Using the material that follows, work out how many lines include the word "html". Your answer should be that number only.

(Exercise material)
____________________

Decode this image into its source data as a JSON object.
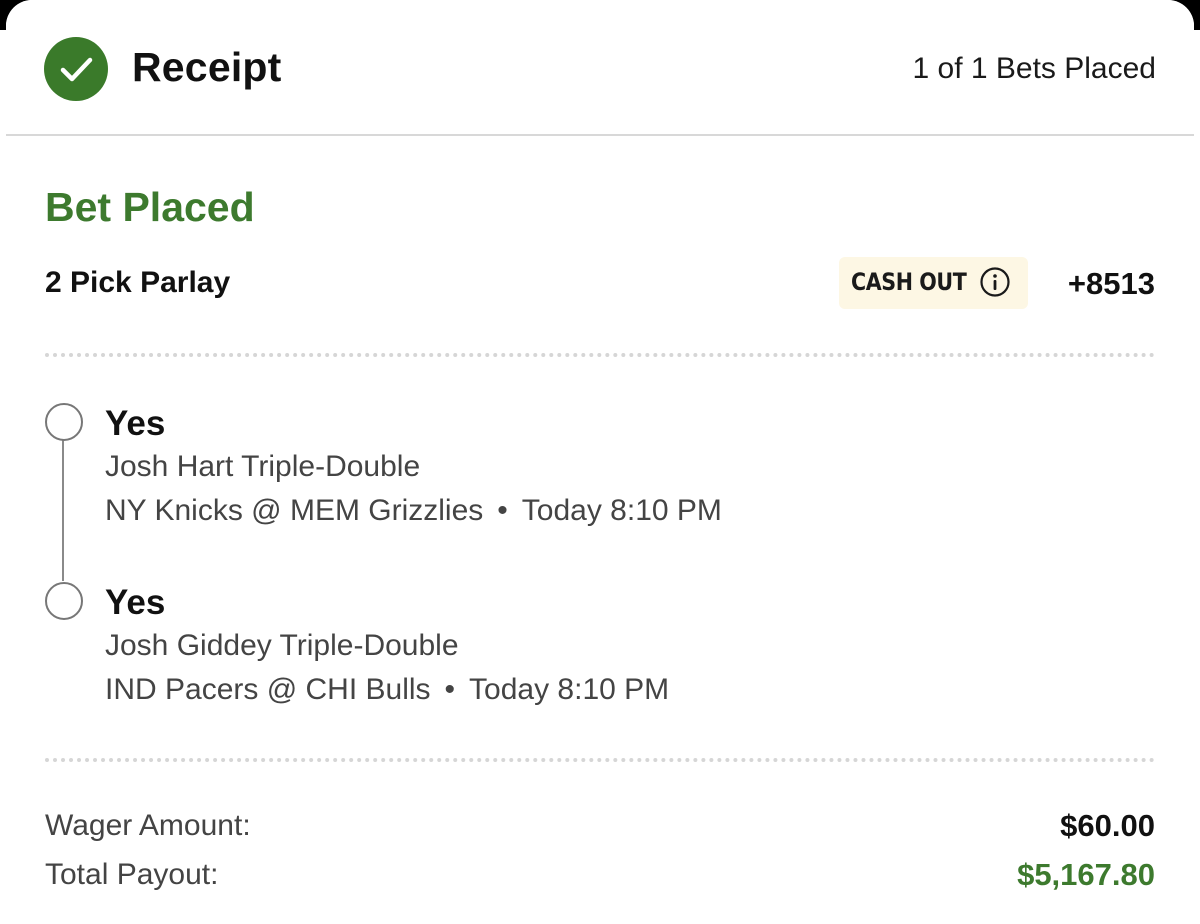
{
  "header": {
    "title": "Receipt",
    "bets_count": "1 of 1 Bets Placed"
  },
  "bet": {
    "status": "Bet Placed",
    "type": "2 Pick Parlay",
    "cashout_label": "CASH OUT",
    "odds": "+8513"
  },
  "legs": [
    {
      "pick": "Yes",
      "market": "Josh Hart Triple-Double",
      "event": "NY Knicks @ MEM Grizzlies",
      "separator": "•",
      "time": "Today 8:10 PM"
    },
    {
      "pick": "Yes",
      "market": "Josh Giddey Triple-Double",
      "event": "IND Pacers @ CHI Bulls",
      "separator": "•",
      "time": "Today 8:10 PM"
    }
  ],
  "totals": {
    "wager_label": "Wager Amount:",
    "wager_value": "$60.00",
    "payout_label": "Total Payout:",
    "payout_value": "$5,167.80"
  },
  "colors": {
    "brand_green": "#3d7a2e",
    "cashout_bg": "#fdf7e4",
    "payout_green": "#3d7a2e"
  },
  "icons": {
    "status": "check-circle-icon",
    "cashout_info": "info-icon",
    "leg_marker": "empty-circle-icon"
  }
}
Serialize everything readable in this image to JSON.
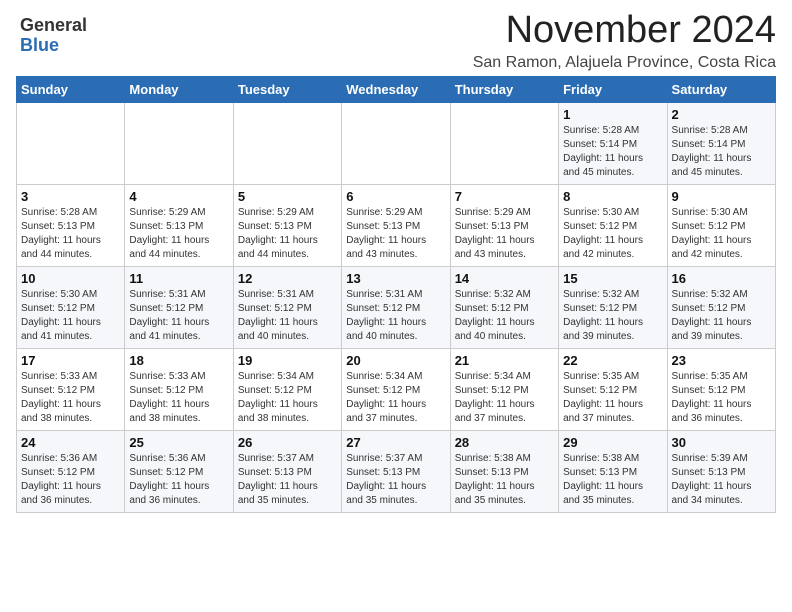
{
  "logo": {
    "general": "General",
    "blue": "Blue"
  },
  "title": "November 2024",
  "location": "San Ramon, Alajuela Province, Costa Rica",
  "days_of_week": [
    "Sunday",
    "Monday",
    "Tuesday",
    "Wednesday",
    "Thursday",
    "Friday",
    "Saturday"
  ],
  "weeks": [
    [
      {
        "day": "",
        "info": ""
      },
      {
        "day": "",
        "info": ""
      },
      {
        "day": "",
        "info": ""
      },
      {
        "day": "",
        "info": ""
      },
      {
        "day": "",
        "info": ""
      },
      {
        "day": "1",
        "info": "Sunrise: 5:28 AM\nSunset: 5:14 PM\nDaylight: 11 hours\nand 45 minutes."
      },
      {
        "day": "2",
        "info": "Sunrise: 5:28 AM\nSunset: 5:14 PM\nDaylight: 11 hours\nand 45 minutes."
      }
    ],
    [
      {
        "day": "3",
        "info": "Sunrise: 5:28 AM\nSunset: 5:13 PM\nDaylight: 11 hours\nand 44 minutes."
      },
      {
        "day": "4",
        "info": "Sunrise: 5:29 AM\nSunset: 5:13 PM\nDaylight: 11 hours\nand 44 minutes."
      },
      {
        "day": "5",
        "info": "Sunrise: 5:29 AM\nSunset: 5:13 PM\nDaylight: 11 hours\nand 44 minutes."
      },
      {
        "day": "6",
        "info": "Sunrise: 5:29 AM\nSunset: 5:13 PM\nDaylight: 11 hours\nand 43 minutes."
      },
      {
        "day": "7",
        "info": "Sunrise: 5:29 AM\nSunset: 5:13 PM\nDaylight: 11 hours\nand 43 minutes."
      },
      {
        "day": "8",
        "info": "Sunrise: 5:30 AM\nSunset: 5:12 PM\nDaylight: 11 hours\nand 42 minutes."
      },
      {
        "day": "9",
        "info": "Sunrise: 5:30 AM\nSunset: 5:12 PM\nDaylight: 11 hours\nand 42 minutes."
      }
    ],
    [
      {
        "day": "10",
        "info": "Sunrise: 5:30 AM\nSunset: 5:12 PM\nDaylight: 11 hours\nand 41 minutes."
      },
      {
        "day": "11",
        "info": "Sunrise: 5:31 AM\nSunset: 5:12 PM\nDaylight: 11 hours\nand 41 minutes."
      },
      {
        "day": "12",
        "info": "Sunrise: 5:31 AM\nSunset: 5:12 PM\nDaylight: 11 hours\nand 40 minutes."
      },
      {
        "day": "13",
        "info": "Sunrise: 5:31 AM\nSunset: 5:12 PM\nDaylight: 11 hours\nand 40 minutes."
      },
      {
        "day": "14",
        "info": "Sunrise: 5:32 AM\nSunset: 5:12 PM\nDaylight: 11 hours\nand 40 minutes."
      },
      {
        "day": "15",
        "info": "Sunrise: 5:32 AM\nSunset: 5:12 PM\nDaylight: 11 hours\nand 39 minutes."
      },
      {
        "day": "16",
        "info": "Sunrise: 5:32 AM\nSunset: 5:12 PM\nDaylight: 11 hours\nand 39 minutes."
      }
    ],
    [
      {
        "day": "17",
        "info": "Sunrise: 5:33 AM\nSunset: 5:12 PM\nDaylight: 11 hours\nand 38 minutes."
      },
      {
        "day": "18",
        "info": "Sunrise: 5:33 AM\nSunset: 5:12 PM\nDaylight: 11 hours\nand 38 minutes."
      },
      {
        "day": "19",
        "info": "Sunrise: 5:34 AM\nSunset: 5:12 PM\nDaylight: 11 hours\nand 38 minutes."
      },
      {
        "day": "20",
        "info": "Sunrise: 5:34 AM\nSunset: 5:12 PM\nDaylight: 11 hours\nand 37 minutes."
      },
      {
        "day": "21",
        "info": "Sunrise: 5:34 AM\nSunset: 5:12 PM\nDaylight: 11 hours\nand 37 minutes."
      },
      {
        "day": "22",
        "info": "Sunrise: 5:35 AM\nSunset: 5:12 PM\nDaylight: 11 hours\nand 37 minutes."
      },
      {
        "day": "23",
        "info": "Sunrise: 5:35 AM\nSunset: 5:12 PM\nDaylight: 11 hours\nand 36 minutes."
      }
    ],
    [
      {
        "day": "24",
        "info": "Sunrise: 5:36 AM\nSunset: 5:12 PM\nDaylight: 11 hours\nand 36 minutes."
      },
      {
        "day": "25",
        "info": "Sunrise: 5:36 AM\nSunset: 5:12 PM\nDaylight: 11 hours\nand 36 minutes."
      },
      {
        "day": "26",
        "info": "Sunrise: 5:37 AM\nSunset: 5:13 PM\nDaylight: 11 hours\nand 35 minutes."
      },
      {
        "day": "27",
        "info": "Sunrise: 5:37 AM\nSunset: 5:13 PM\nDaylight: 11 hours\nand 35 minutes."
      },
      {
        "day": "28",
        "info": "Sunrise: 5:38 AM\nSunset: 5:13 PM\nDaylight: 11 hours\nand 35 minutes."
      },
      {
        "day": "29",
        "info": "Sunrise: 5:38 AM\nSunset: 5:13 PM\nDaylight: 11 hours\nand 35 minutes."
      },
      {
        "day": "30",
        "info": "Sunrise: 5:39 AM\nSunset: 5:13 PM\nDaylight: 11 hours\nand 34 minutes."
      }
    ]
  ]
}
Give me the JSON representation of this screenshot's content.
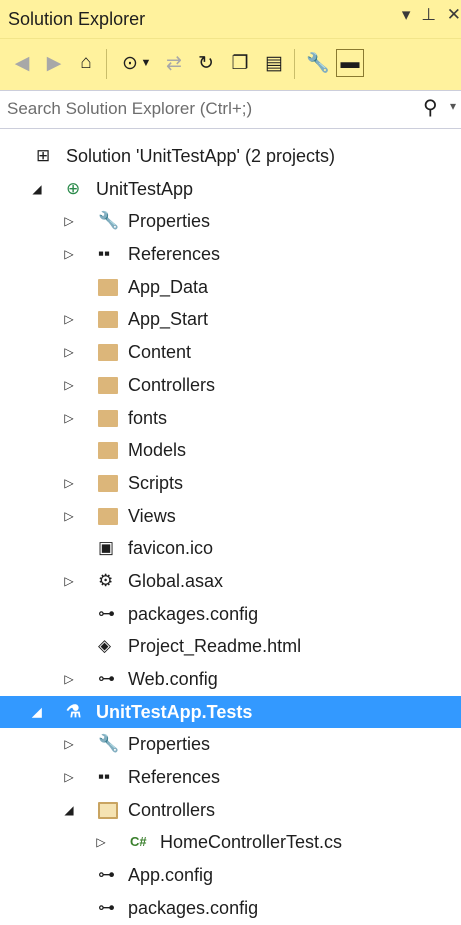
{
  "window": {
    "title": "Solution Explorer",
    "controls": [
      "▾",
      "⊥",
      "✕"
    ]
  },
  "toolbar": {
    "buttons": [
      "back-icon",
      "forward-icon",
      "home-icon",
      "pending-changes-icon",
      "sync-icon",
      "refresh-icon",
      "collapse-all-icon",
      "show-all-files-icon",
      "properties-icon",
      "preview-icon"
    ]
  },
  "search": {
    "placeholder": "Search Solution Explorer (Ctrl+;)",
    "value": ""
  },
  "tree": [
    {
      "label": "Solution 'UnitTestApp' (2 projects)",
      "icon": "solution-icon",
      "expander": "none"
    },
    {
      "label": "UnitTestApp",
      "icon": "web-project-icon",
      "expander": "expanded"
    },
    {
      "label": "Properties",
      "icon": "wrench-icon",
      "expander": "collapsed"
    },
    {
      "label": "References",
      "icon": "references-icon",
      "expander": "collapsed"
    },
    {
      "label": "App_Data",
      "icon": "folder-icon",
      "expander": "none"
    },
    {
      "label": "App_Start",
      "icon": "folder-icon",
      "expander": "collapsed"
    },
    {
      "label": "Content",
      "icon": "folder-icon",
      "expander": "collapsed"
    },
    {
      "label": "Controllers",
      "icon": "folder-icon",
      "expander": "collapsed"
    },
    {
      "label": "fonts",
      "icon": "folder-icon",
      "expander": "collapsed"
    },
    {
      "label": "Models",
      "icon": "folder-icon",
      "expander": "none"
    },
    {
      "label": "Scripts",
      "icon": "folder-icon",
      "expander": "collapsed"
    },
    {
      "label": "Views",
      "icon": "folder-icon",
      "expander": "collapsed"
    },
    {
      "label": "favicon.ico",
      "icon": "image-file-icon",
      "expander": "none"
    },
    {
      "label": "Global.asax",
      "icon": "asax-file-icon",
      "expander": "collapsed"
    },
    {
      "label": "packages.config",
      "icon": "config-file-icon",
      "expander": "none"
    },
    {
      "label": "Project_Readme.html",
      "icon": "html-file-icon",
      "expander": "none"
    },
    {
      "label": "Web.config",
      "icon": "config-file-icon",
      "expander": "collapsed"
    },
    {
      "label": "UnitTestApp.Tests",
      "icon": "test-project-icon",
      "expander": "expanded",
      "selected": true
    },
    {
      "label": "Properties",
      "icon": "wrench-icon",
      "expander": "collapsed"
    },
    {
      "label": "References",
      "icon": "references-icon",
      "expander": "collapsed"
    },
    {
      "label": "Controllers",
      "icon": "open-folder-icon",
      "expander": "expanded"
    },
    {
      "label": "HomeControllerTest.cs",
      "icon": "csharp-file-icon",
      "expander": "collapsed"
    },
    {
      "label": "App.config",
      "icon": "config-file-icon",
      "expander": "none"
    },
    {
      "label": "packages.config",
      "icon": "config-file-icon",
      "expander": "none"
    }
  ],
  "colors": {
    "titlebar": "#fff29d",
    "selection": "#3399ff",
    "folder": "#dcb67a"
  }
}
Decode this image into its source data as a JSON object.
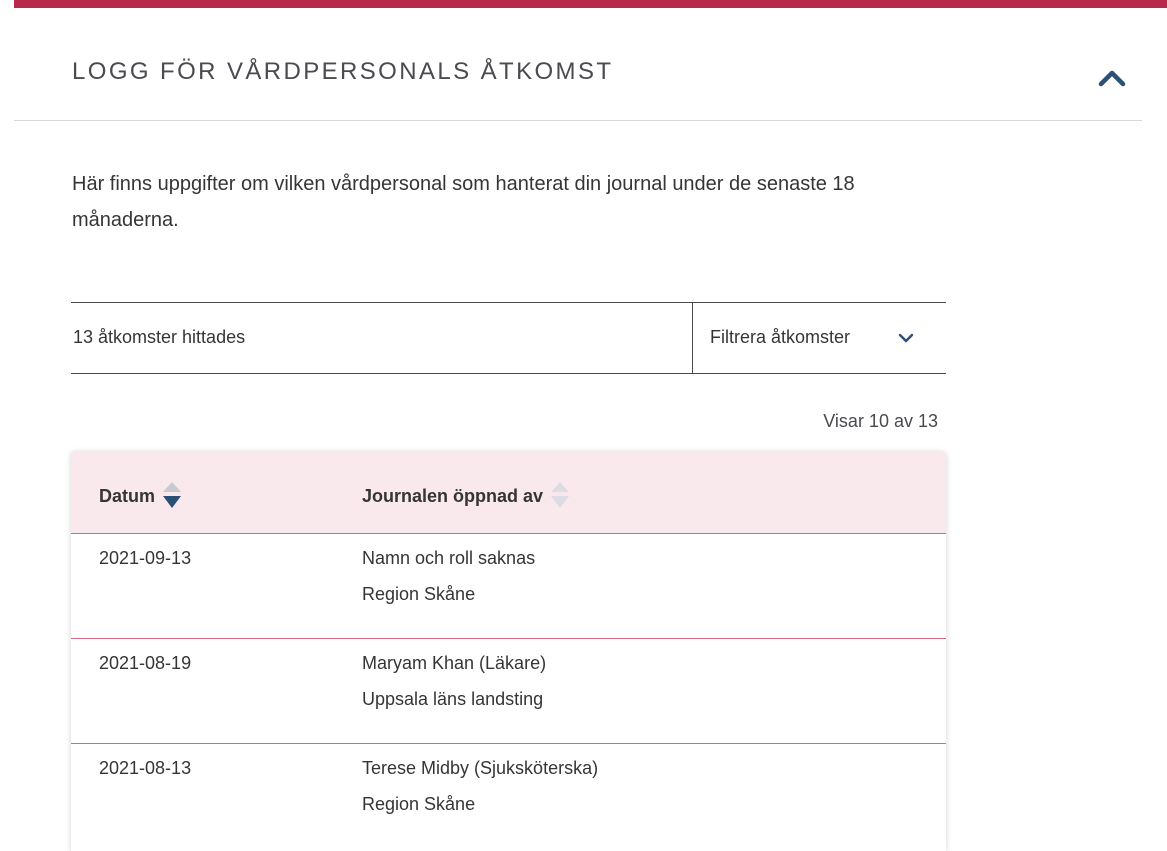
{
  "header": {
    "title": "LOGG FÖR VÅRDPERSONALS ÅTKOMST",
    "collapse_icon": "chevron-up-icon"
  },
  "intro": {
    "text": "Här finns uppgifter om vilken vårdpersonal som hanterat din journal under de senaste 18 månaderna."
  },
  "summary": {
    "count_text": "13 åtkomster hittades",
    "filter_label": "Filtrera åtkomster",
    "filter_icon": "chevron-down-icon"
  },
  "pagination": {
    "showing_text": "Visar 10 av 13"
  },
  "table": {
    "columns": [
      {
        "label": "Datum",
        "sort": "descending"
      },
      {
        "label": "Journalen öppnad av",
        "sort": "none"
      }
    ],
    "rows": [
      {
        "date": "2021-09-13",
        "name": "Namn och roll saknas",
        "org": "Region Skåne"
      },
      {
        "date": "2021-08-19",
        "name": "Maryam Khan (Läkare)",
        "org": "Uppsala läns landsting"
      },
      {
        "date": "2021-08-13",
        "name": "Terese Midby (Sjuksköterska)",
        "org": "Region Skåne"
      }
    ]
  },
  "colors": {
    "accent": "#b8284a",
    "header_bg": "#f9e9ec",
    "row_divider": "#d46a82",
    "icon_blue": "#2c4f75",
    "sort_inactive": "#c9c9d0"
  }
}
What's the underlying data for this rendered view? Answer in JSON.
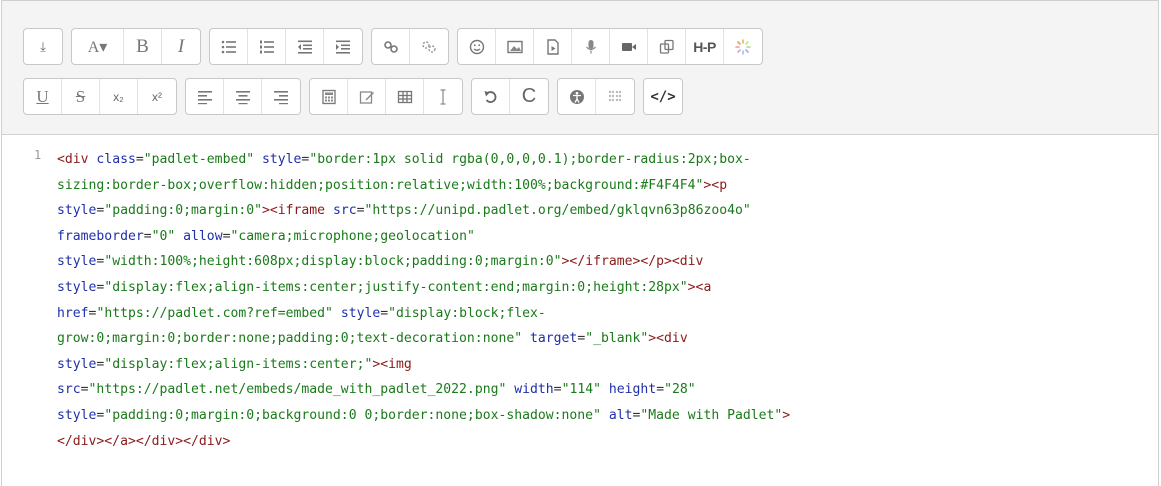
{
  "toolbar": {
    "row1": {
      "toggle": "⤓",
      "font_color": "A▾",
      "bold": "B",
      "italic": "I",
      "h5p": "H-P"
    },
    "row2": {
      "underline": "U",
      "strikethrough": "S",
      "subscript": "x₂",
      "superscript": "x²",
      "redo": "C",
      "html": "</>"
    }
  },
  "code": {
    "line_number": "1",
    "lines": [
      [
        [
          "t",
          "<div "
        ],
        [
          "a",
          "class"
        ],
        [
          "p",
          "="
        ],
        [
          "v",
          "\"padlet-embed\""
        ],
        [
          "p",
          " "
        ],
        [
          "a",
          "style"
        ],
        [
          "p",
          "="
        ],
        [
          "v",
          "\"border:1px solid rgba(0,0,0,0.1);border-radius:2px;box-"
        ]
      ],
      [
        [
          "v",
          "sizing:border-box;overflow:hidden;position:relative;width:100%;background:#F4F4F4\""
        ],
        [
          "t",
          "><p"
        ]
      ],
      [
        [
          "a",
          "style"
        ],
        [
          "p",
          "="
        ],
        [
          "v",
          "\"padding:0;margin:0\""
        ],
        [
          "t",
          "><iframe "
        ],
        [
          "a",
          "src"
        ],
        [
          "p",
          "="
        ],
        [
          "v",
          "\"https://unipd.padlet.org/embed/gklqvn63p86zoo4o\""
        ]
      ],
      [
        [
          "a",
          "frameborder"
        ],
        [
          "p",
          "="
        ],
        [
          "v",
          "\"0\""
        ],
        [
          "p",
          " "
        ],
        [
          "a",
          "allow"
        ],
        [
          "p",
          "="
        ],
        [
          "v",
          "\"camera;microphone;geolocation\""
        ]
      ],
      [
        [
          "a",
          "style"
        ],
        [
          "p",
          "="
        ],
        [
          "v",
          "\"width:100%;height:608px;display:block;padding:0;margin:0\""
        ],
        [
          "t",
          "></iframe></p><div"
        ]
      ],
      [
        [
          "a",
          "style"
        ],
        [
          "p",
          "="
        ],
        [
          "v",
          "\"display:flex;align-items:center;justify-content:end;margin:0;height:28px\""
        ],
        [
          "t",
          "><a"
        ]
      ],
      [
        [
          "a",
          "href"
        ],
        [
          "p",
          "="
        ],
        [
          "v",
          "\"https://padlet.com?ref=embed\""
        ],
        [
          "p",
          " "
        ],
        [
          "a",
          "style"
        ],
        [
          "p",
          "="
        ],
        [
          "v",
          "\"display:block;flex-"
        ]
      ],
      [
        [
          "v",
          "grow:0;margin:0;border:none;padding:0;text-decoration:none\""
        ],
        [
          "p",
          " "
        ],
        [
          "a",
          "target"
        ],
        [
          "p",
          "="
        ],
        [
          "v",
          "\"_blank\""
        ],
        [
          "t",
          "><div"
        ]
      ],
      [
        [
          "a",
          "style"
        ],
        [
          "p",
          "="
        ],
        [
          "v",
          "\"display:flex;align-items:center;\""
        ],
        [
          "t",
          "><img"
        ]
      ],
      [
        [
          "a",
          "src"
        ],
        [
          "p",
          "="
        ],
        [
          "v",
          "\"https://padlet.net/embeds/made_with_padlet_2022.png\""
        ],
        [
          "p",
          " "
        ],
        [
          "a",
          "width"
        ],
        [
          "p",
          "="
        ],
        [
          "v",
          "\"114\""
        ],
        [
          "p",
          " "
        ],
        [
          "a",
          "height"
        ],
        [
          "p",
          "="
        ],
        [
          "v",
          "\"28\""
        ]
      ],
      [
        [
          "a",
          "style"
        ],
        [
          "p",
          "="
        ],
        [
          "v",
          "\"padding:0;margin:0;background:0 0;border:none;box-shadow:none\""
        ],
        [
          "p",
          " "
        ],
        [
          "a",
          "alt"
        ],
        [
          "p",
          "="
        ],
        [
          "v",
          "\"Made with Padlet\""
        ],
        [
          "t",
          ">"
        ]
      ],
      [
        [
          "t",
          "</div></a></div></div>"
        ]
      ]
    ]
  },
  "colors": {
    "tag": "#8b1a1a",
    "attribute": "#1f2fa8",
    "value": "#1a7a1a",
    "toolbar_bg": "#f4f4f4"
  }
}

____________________

(Task solution) 3